The U.S. economy has been less dynamic in the 21st century, by many measures, than it was in the late 20th century.
Get The Morning by email Make sense of the day’s news and ideas with this daily newsletter. Get it sent to your inbox.
Fewer new businesses are starting. Existing businesses have slowed the pace at which they hire new workers (as the chart here shows). Workers are less likely to switch jobs or move to a new city. Companies are investing in new buildings and equipment at a lower rate. And small businesses make up a shrinking share of the economy.
Together, these trends suggest that the economy suffers from a lack of fair competition, many economists believe. Large corporations are often able to increase profits not by providing better products than their rivals but instead by being so big that they exercise power over workers and consumers. The government also plays a role, through policies that protect existing companies at the expense of start-ups and new entrants into an industry.
The technical term for excess profits from a lack of competition is “monopoly rents.” Just think about how frustrated you may have been by the customer service from an airline, cable-television provider or health insurer. And then imagine how frustrating it may be to work there. Despite the problems at these companies, consumers and workers don’t always have good alternatives.
The lack of competitive dynamism plays a role in many of the U.S. economy’s biggest problems: the disappointing economic growth of the past two decades; the declining share of output going to workers; and rising income inequality. It also helps explain the new concern — among both Republicans (like Josh Hawley and Ken Buck) and Democrats (like Elizabeth Warren and Amy Klobuchar) — about the power of big business.

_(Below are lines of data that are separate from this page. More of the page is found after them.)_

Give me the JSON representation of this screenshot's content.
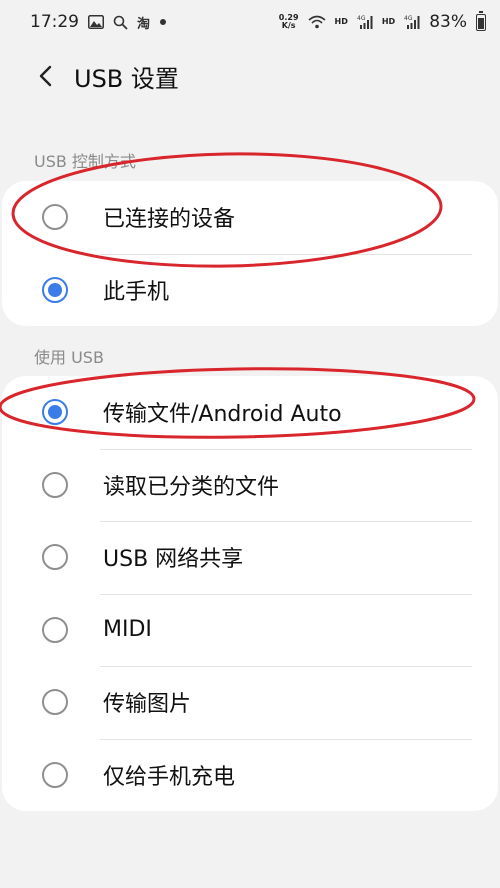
{
  "status_bar": {
    "time": "17:29",
    "taobao": "淘",
    "net_speed_top": "0.29",
    "net_speed_bottom": "K/s",
    "hd1": "HD",
    "sig1": "4G",
    "hd2": "HD",
    "sig2": "4G",
    "battery": "83%"
  },
  "header": {
    "title": "USB 设置"
  },
  "usb_control": {
    "label": "USB 控制方式",
    "options": [
      {
        "label": "已连接的设备",
        "checked": false
      },
      {
        "label": "此手机",
        "checked": true
      }
    ]
  },
  "use_usb": {
    "label": "使用 USB",
    "options": [
      {
        "label": "传输文件/Android Auto",
        "checked": true
      },
      {
        "label": "读取已分类的文件",
        "checked": false
      },
      {
        "label": "USB 网络共享",
        "checked": false
      },
      {
        "label": "MIDI",
        "checked": false
      },
      {
        "label": "传输图片",
        "checked": false
      },
      {
        "label": "仅给手机充电",
        "checked": false
      }
    ]
  },
  "colors": {
    "accent": "#3b7de8",
    "annotation": "#d8262c"
  },
  "battery_level": 0.83
}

More news, perspectives and your comments in the thread below. TGIF!